Data about app and page elements
★ ★ ★ ★ ★
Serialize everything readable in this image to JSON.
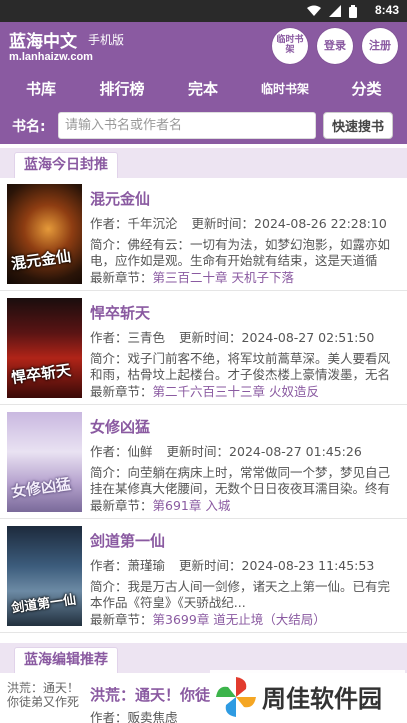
{
  "status_bar": {
    "time": "8:43",
    "icons": [
      "wifi-icon",
      "signal-icon",
      "battery-icon"
    ]
  },
  "header": {
    "site_name": "蓝海中文",
    "site_sub": "手机版",
    "site_url": "m.lanhaizw.com",
    "buttons": {
      "bookshelf": "临时书架",
      "login": "登录",
      "register": "注册"
    }
  },
  "nav": {
    "items": [
      "书库",
      "排行榜",
      "完本",
      "临时书架",
      "分类"
    ]
  },
  "search": {
    "label": "书名:",
    "placeholder": "请输入书名或作者名",
    "button": "快速搜书"
  },
  "sections": {
    "recommend": "蓝海今日封推",
    "editor": "蓝海编辑推荐"
  },
  "labels": {
    "author": "作者：",
    "updated": "更新时间：",
    "intro": "简介：",
    "latest": "最新章节："
  },
  "books": [
    {
      "title": "混元金仙",
      "author": "千年沉沦",
      "updated": "2024-08-26 22:28:10",
      "intro_1": "佛经有云：一切有为法，如梦幻泡影，如露亦如",
      "intro_2": "电，应作如是观。生命有开始就有结束，这是天道循",
      "latest": "第三百二十章 天机子下落",
      "cover_text": "混元金仙"
    },
    {
      "title": "悍卒斩天",
      "author": "三青色",
      "updated": "2024-08-27 02:51:50",
      "intro_1": "戏子门前客不绝，将军坟前蒿草深。美人要看风",
      "intro_2": "和雨，枯骨坟上起楼台。才子俊杰楼上豪情泼墨，无名",
      "latest": "第二千六百三十三章 火奴造反",
      "cover_text": "悍卒斩天"
    },
    {
      "title": "女修凶猛",
      "author": "仙鲜",
      "updated": "2024-08-27 01:45:26",
      "intro_1": "向茔躺在病床上时，常常做同一个梦，梦见自己",
      "intro_2": "挂在某修真大佬腰间，无数个日日夜夜耳濡目染。终有",
      "latest": "第691章 入城",
      "cover_text": "女修凶猛"
    },
    {
      "title": "剑道第一仙",
      "author": "萧瑾瑜",
      "updated": "2024-08-23 11:45:53",
      "intro_1": "我是万古人间一剑修，诸天之上第一仙。已有完",
      "intro_2": "本作品《符皇》《天骄战纪...",
      "latest": "第3699章 道无止境（大结局）",
      "cover_text": "剑道第一仙"
    }
  ],
  "editor_book": {
    "cover_alt": "洪荒：通天！你徒弟又作死",
    "title": "洪荒：通天！你徒",
    "author_line": "作者：贩卖焦虑"
  },
  "watermark": {
    "text": "周佳软件园"
  }
}
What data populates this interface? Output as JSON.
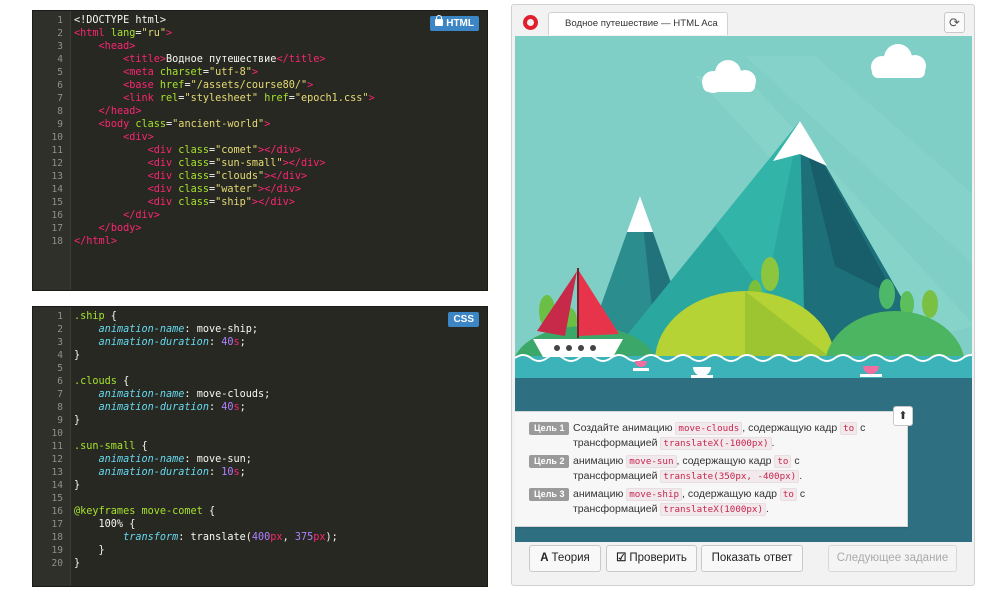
{
  "html_editor": {
    "badge": "HTML",
    "lines": [
      "<!DOCTYPE html>",
      "<html lang=\"ru\">",
      "    <head>",
      "        <title>Водное путешествие</title>",
      "        <meta charset=\"utf-8\">",
      "        <base href=\"/assets/course80/\">",
      "        <link rel=\"stylesheet\" href=\"epoch1.css\">",
      "    </head>",
      "    <body class=\"ancient-world\">",
      "        <div>",
      "            <div class=\"comet\"></div>",
      "            <div class=\"sun-small\"></div>",
      "            <div class=\"clouds\"></div>",
      "            <div class=\"water\"></div>",
      "            <div class=\"ship\"></div>",
      "        </div>",
      "    </body>",
      "</html>"
    ]
  },
  "css_editor": {
    "badge": "CSS",
    "lines": [
      ".ship {",
      "    animation-name: move-ship;",
      "    animation-duration: 40s;",
      "}",
      "",
      ".clouds {",
      "    animation-name: move-clouds;",
      "    animation-duration: 40s;",
      "}",
      "",
      ".sun-small {",
      "    animation-name: move-sun;",
      "    animation-duration: 10s;",
      "}",
      "",
      "@keyframes move-comet {",
      "    100% {",
      "        transform: translate(400px, 375px);",
      "    }",
      "}"
    ]
  },
  "browser": {
    "tab_title": "Водное путешествие — HTML Aca",
    "reload_icon": "reload-icon"
  },
  "tasks": [
    {
      "label": "Цель 1",
      "parts": [
        "Создайте анимацию ",
        "move-clouds",
        ", содержащую кадр ",
        "to",
        " с трансформацией ",
        "translateX(-1000px)",
        "."
      ]
    },
    {
      "label": "Цель 2",
      "parts": [
        "анимацию ",
        "move-sun",
        ", содержащую кадр ",
        "to",
        " с трансформацией ",
        "translate(350px, -400px)",
        "."
      ]
    },
    {
      "label": "Цель 3",
      "parts": [
        "анимацию ",
        "move-ship",
        ", содержащую кадр ",
        "to",
        " с трансформацией ",
        "translateX(1000px)",
        "."
      ]
    }
  ],
  "buttons": {
    "theory": "Теория",
    "check": "Проверить",
    "show_answer": "Показать ответ",
    "next_task": "Следующее задание"
  },
  "colors": {
    "sky": "#7fcfc5",
    "sea": "#2e6f82",
    "accent_red": "#e0202c"
  }
}
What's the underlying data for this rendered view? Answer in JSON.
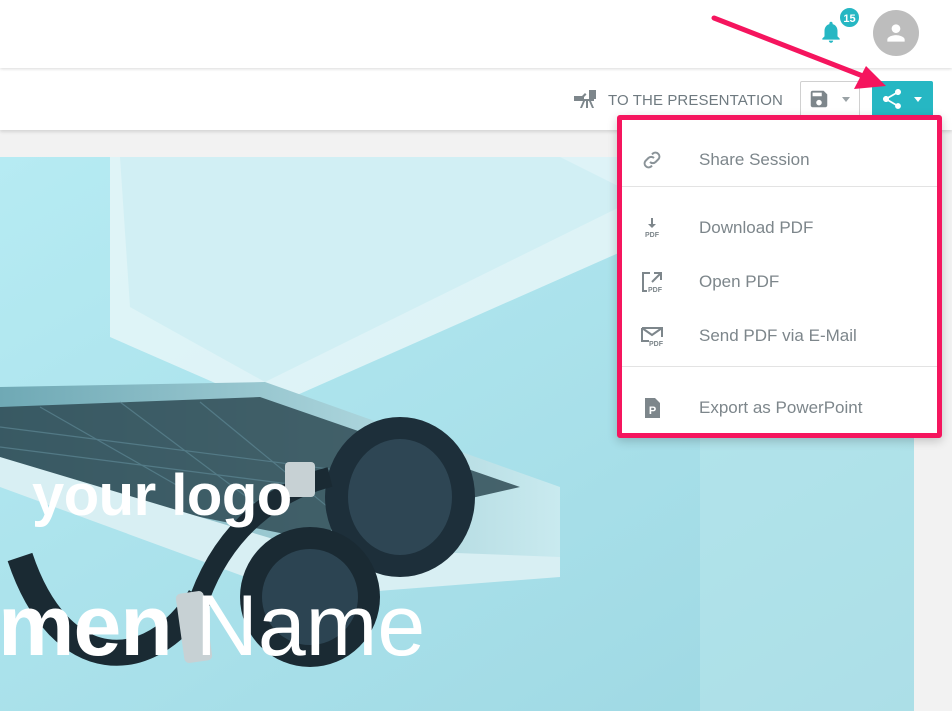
{
  "header": {
    "notification_count": "15"
  },
  "toolbar": {
    "present_label": "TO THE PRESENTATION"
  },
  "slide": {
    "logo_text": "your logo",
    "name_bold": "men",
    "name_light": "Name"
  },
  "share_menu": {
    "items": [
      {
        "label": "Share Session",
        "icon": "link-icon"
      },
      {
        "label": "Download PDF",
        "icon": "download-pdf-icon"
      },
      {
        "label": "Open PDF",
        "icon": "open-pdf-icon"
      },
      {
        "label": "Send PDF via E-Mail",
        "icon": "email-pdf-icon"
      },
      {
        "label": "Export as PowerPoint",
        "icon": "powerpoint-icon"
      }
    ]
  },
  "colors": {
    "accent": "#26b7c3",
    "highlight": "#f5155e",
    "text_muted": "#7d868b",
    "slide_bg": "#a7e2ec"
  }
}
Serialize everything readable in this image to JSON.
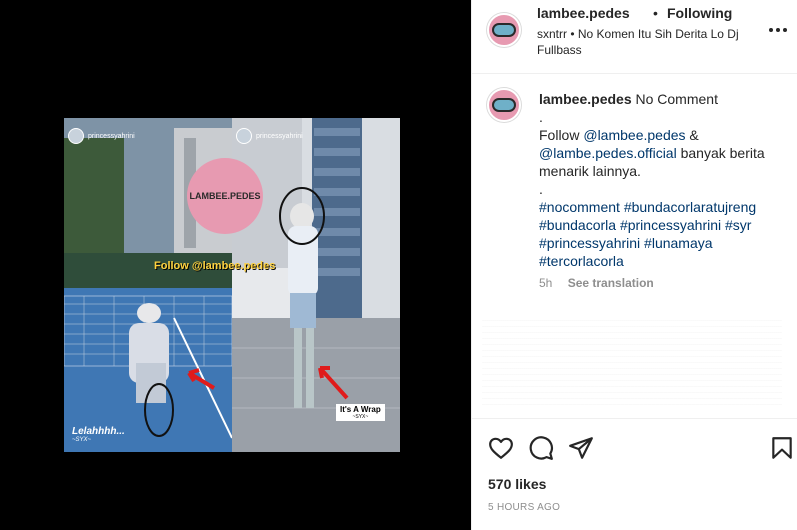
{
  "media": {
    "story_user_left": "princessyahrini",
    "story_user_right": "princessyahrini",
    "logo_text": "LAMBEE.PEDES",
    "follow_overlay": "Follow @lambee.pedes",
    "caption_left": "Lelahhhh...",
    "caption_left_sub": "~SYX~",
    "caption_right": "It's A Wrap",
    "caption_right_sub": "~SYX~"
  },
  "header": {
    "username": "lambee.pedes",
    "separator": "•",
    "follow_status": "Following",
    "music": "sxntrr • No Komen Itu Sih Derita Lo Dj Fullbass"
  },
  "comment": {
    "username": "lambee.pedes",
    "first_line": "No Comment",
    "line_dot_1": ".",
    "follow_text_1": "Follow",
    "mention_1": "@lambee.pedes",
    "follow_text_2": "&",
    "mention_2": "@lambe.pedes.official",
    "follow_text_3": "banyak berita menarik lainnya.",
    "line_dot_2": ".",
    "hashtags": "#nocomment #bundacorlaratujreng #bundacorla #princessyahrini #syr #princessyahrini #lunamaya #tercorlacorla",
    "time": "5h",
    "see_translation": "See translation"
  },
  "actions": {
    "likes": "570 likes",
    "time_ago": "5 HOURS AGO"
  },
  "icons": {
    "like": "heart-icon",
    "comment": "comment-bubble-icon",
    "share": "paper-plane-icon",
    "save": "bookmark-icon",
    "more": "more-horizontal-icon"
  }
}
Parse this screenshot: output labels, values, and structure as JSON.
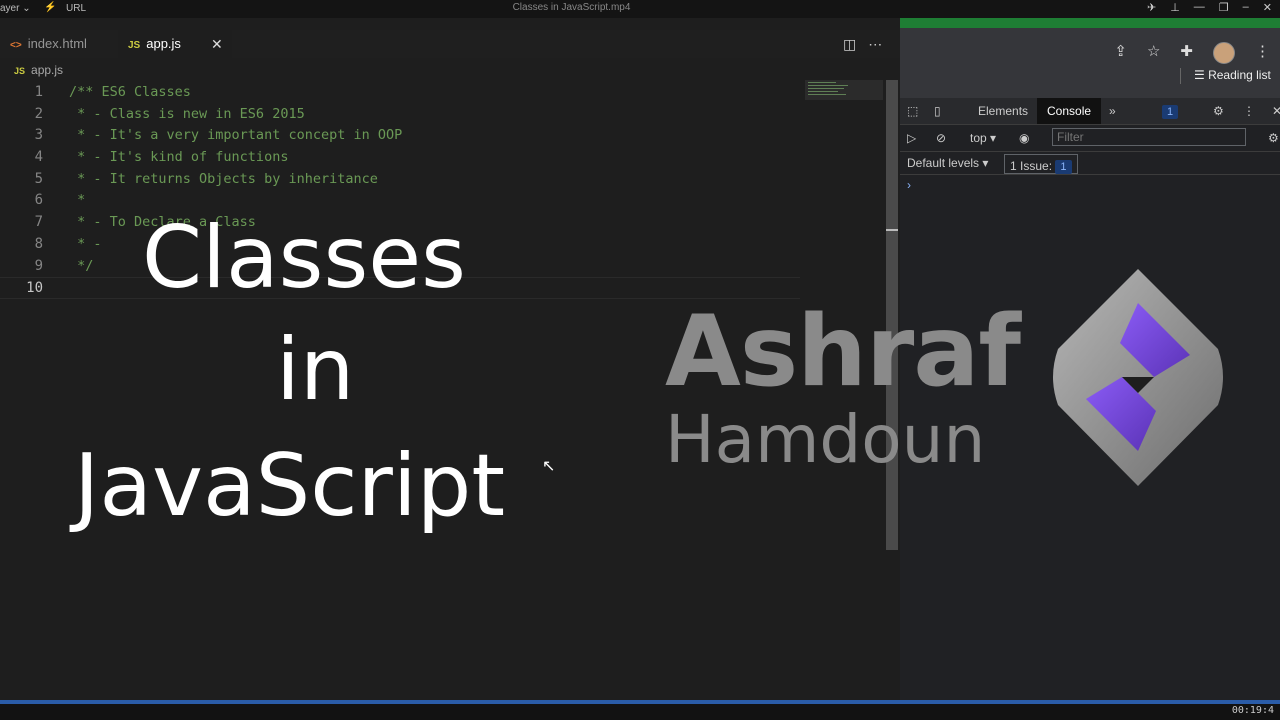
{
  "player": {
    "menu_label": "ayer ⌄",
    "url_label": "URL",
    "title": "Classes in JavaScript.mp4",
    "time": "00:19:4"
  },
  "editor": {
    "tabs": [
      {
        "icon": "<>",
        "label": "index.html"
      },
      {
        "icon": "JS",
        "label": "app.js"
      }
    ],
    "close_glyph": "✕",
    "breadcrumb": {
      "icon": "JS",
      "label": "app.js"
    },
    "lines": [
      {
        "n": "1",
        "text": "/** ES6 Classes"
      },
      {
        "n": "2",
        "text": " * - Class is new in ES6 2015"
      },
      {
        "n": "3",
        "text": " * - It's a very important concept in OOP"
      },
      {
        "n": "4",
        "text": " * - It's kind of functions"
      },
      {
        "n": "5",
        "text": " * - It returns Objects by inheritance"
      },
      {
        "n": "6",
        "text": " *"
      },
      {
        "n": "7",
        "text": " * - To Declare a Class"
      },
      {
        "n": "8",
        "text": " * -"
      },
      {
        "n": "9",
        "text": " */"
      },
      {
        "n": "10",
        "text": ""
      }
    ]
  },
  "overlay": {
    "line1": "Classes",
    "line2": "in",
    "line3": "JavaScript"
  },
  "brand": {
    "name1": "Ashraf",
    "name2": "Hamdoun"
  },
  "devtools": {
    "reading_list": "Reading list",
    "tabs": {
      "elements": "Elements",
      "console": "Console",
      "more": "»",
      "badge": "1"
    },
    "context": "top ▾",
    "filter_placeholder": "Filter",
    "levels": "Default levels ▾",
    "issues_label": "1 Issue:",
    "issues_count": "1",
    "prompt": "›"
  },
  "colors": {
    "comment": "#6a9955",
    "accent": "#2a5ca8",
    "logo_purple": "#7a4fd6"
  }
}
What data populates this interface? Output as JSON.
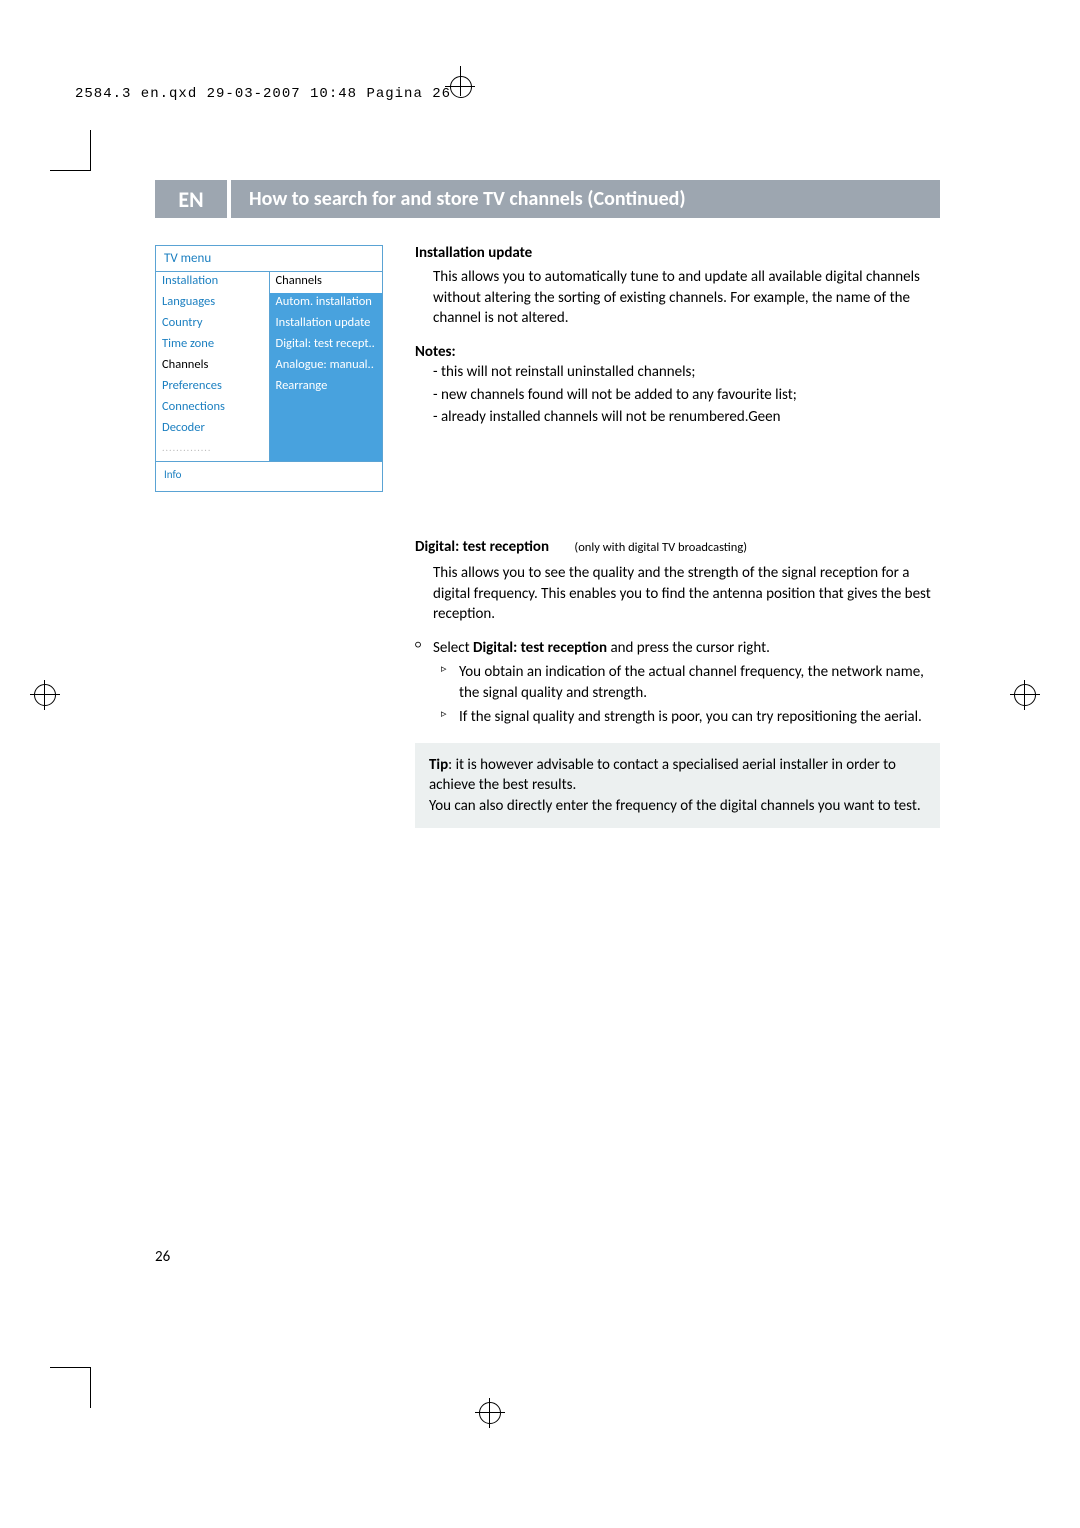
{
  "meta_header": "2584.3 en.qxd  29-03-2007  10:48  Pagina 26",
  "lang_badge": "EN",
  "page_title": "How to search for and store TV channels  (Continued)",
  "menu": {
    "title": "TV menu",
    "left": {
      "r1": "Installation",
      "r2": "Languages",
      "r3": "Country",
      "r4": "Time zone",
      "r5": "Channels",
      "r6": "Preferences",
      "r7": "Connections",
      "r8": "Decoder",
      "r9": ".............."
    },
    "right": {
      "r1": "Channels",
      "r2": "Autom. installation",
      "r3": "Installation update",
      "r4": "Digital: test recept..",
      "r5": "Analogue: manual..",
      "r6": "Rearrange"
    },
    "info": "Info"
  },
  "section1": {
    "title": "Installation update",
    "body": "This allows you to automatically tune to and update all available digital channels without altering the sorting of existing channels. For example, the name of the channel is not altered.",
    "notes_label": "Notes",
    "n1": "- this will not reinstall uninstalled channels;",
    "n2": "- new channels found will not be added to any favourite list;",
    "n3": "- already installed channels will not be renumbered.Geen"
  },
  "section2": {
    "title": "Digital: test reception",
    "sub": "(only with digital TV broadcasting)",
    "body": "This allows you to see the quality and the strength of the signal reception for a digital frequency. This enables you to find the antenna position that gives the best reception.",
    "step1a": "Select ",
    "step1b": "Digital: test reception",
    "step1c": " and press the cursor right.",
    "sub1": "You obtain an indication of the actual channel frequency, the network name, the signal quality and strength.",
    "sub2": "If the signal quality and strength is poor, you can try repositioning the aerial."
  },
  "tip": {
    "label": "Tip",
    "body1": ": it is however advisable to contact a specialised aerial installer in order to achieve the best results.",
    "body2": "You can also directly enter the frequency of the digital channels you want to test."
  },
  "page_number": "26"
}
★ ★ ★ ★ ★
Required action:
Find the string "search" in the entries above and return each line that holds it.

Task response:
  "search": {
  "page_title": "How to search for and store TV channels  (Continued)",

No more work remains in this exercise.